This morning I didn’t get past my twitter feed, as I read post after post proclaiming Steve Jobs had died yesterday. At first I didn’t believe it was true – despite knowing of his history fighting pancreatic cancer, and his recent resignation as CEO of Apple in August, the sad news was still quite unexpected, saddening and thought provoking.
Given that I have spent the best part of my adult life working with, being creative with, entertaining myself with, making music with and communicating with Apple products, I think I have a lot to thank Steve Jobs for. We all do really. Without his vision, passion and ability to see things differently, today’s computers would almost certainly have been soul-less boxes used for boring stuff, not beautifully crafted machines inside and out – machines that empower rather than stifle creativity, and are not only effective working tools, but also perfect for making art and music, or just simply having fun with.
Sometimes I forget just how lucky I am that my ordinary life is constantly enriched by the extraordinary. With Steve Jobs at the helm of Apple, products and technologies that once would have been thought of as fantastical and pure science fiction have become science fact, and quite simply, fantastic.
With my iPhone I can get hold of any information I want, wherever I am (including the breakfast table) with the mere swipe and prod of a finger. I can say good morning face to face with those children of mine once they’ve finally woken up and I’m miles away at the studio. I can take photographs, make videos, write blog posts and even play games.
For me, whilst Steve put the “i” in Life, giving us revolutionary all-in-one desktop computers, portable music players and powerful tablet computers, packaging all of these things (and more) into a portable, hand-held device – one that also made phone calls – was pure genius.
I can’t help but look at my iPhone a little differently today though. Not because it’s an old iPhone now following the launch of the new 4S, but because there’s a whole lot of Steve in there, and it reminds me how cruel this world can be sometimes. Too often the good people, the game-changers, the geniuses, the influential and the inspirational are taken from us far too young – to paraphrase Steve’s own words, “our time here is limited”, and we really should make the most of it.

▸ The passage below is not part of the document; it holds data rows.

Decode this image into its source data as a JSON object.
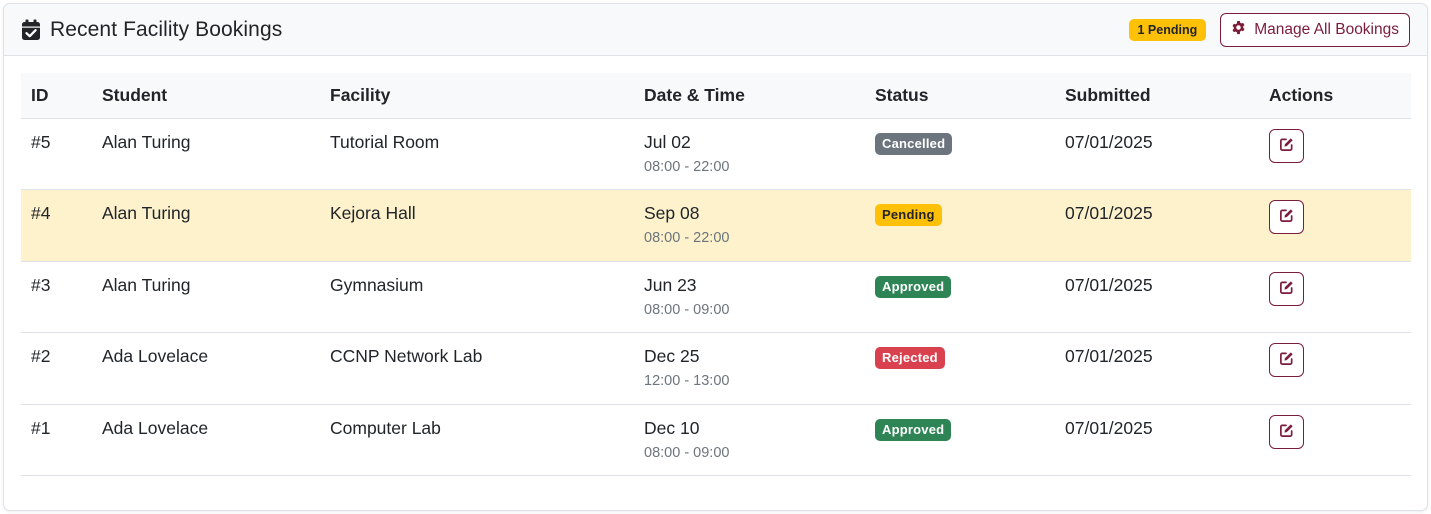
{
  "header": {
    "title": "Recent Facility Bookings",
    "pending_badge": "1 Pending",
    "manage_button": "Manage All Bookings"
  },
  "colors": {
    "accent": "#7b1c3b",
    "pending": "#ffc107",
    "approved": "#2e8454",
    "rejected": "#d9414f",
    "cancelled": "#6c757d",
    "highlight_row": "#fdf2cc"
  },
  "table": {
    "columns": [
      "ID",
      "Student",
      "Facility",
      "Date & Time",
      "Status",
      "Submitted",
      "Actions"
    ],
    "rows": [
      {
        "id": "#5",
        "student": "Alan Turing",
        "facility": "Tutorial Room",
        "date": "Jul 02",
        "time": "08:00 - 22:00",
        "status": "Cancelled",
        "status_color": "#6c757d",
        "submitted": "07/01/2025",
        "highlight": false
      },
      {
        "id": "#4",
        "student": "Alan Turing",
        "facility": "Kejora Hall",
        "date": "Sep 08",
        "time": "08:00 - 22:00",
        "status": "Pending",
        "status_color": "#ffc107",
        "submitted": "07/01/2025",
        "highlight": true
      },
      {
        "id": "#3",
        "student": "Alan Turing",
        "facility": "Gymnasium",
        "date": "Jun 23",
        "time": "08:00 - 09:00",
        "status": "Approved",
        "status_color": "#2e8454",
        "submitted": "07/01/2025",
        "highlight": false
      },
      {
        "id": "#2",
        "student": "Ada Lovelace",
        "facility": "CCNP Network Lab",
        "date": "Dec 25",
        "time": "12:00 - 13:00",
        "status": "Rejected",
        "status_color": "#d9414f",
        "submitted": "07/01/2025",
        "highlight": false
      },
      {
        "id": "#1",
        "student": "Ada Lovelace",
        "facility": "Computer Lab",
        "date": "Dec 10",
        "time": "08:00 - 09:00",
        "status": "Approved",
        "status_color": "#2e8454",
        "submitted": "07/01/2025",
        "highlight": false
      }
    ]
  },
  "icons": {
    "title": "calendar-check-icon",
    "manage": "gear-icon",
    "row_action": "edit-icon"
  }
}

We are not all made of the same stuff that Steve Jobs was, but there will be those who have the courage to follow their hearts and live each day as if it was their last, those who dare to think different and try to change the world, and those who use their time well and actually make a difference in people’s lives.
Thank you, Steve, for being one of those people.
I’m not sure whether or not I’ve used my time particularly well by writing this post, but I feel a little better for sharing my thoughts – thank you for taking the time to read it.